╭──
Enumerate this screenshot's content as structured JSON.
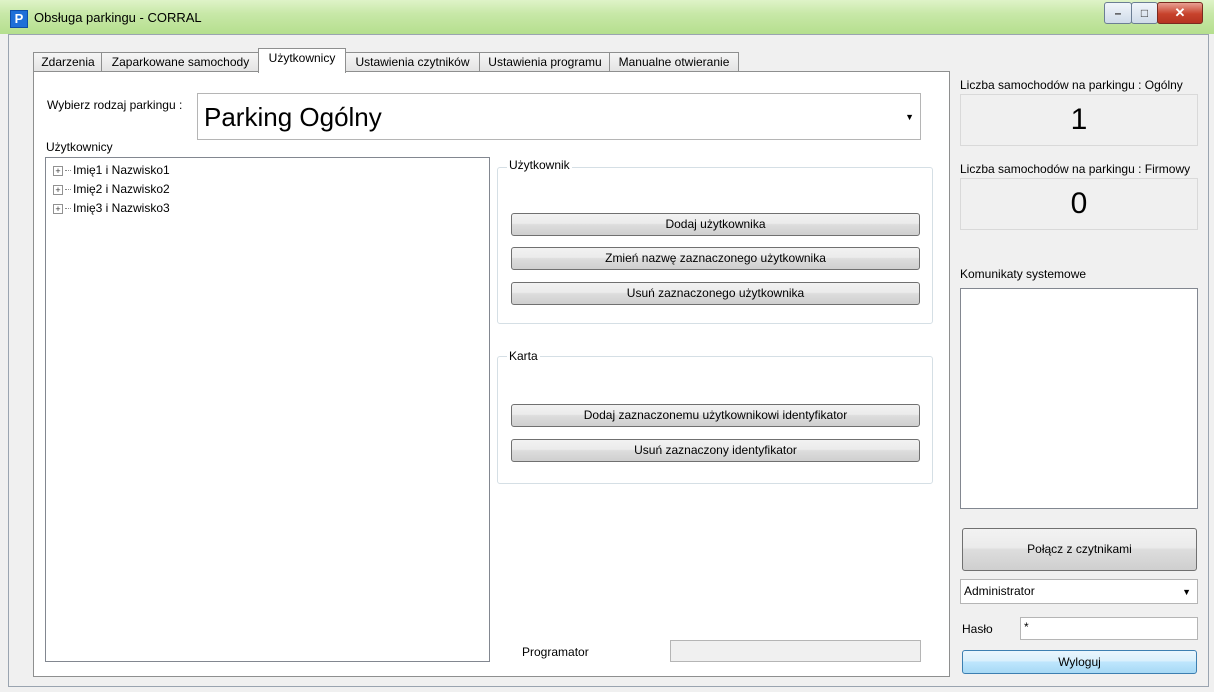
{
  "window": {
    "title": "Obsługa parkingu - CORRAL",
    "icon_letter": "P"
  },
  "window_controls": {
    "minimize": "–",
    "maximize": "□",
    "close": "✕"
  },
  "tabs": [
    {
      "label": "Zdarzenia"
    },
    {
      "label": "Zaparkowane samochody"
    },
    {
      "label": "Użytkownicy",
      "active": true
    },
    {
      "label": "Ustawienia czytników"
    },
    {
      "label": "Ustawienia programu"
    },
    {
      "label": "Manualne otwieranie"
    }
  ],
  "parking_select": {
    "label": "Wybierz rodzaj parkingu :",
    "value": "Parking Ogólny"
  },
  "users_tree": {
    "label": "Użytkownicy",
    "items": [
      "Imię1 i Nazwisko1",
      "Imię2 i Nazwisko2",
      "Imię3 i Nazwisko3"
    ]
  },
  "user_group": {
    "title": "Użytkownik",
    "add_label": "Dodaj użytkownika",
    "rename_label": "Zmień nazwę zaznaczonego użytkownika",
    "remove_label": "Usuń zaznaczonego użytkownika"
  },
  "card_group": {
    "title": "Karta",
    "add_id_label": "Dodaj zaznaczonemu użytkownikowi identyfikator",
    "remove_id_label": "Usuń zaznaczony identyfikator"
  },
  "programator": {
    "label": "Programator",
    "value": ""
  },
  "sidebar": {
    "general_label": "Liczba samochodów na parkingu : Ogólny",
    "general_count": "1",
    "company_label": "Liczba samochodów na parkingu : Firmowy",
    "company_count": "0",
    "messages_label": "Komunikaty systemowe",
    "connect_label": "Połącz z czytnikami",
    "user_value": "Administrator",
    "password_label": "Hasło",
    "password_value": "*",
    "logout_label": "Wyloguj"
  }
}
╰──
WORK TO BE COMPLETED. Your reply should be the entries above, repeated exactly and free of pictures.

TASK SOLUTION.
Enumerate this screenshot's content as structured JSON.
{
  "window": {
    "title": "Obsługa parkingu - CORRAL",
    "icon_letter": "P"
  },
  "window_controls": {
    "minimize": "–",
    "maximize": "□",
    "close": "✕"
  },
  "tabs": [
    {
      "label": "Zdarzenia"
    },
    {
      "label": "Zaparkowane samochody"
    },
    {
      "label": "Użytkownicy",
      "active": true
    },
    {
      "label": "Ustawienia czytników"
    },
    {
      "label": "Ustawienia programu"
    },
    {
      "label": "Manualne otwieranie"
    }
  ],
  "parking_select": {
    "label": "Wybierz rodzaj parkingu :",
    "value": "Parking Ogólny"
  },
  "users_tree": {
    "label": "Użytkownicy",
    "items": [
      "Imię1 i Nazwisko1",
      "Imię2 i Nazwisko2",
      "Imię3 i Nazwisko3"
    ]
  },
  "user_group": {
    "title": "Użytkownik",
    "add_label": "Dodaj użytkownika",
    "rename_label": "Zmień nazwę zaznaczonego użytkownika",
    "remove_label": "Usuń zaznaczonego użytkownika"
  },
  "card_group": {
    "title": "Karta",
    "add_id_label": "Dodaj zaznaczonemu użytkownikowi identyfikator",
    "remove_id_label": "Usuń zaznaczony identyfikator"
  },
  "programator": {
    "label": "Programator",
    "value": ""
  },
  "sidebar": {
    "general_label": "Liczba samochodów na parkingu : Ogólny",
    "general_count": "1",
    "company_label": "Liczba samochodów na parkingu : Firmowy",
    "company_count": "0",
    "messages_label": "Komunikaty systemowe",
    "connect_label": "Połącz z czytnikami",
    "user_value": "Administrator",
    "password_label": "Hasło",
    "password_value": "*",
    "logout_label": "Wyloguj"
  }
}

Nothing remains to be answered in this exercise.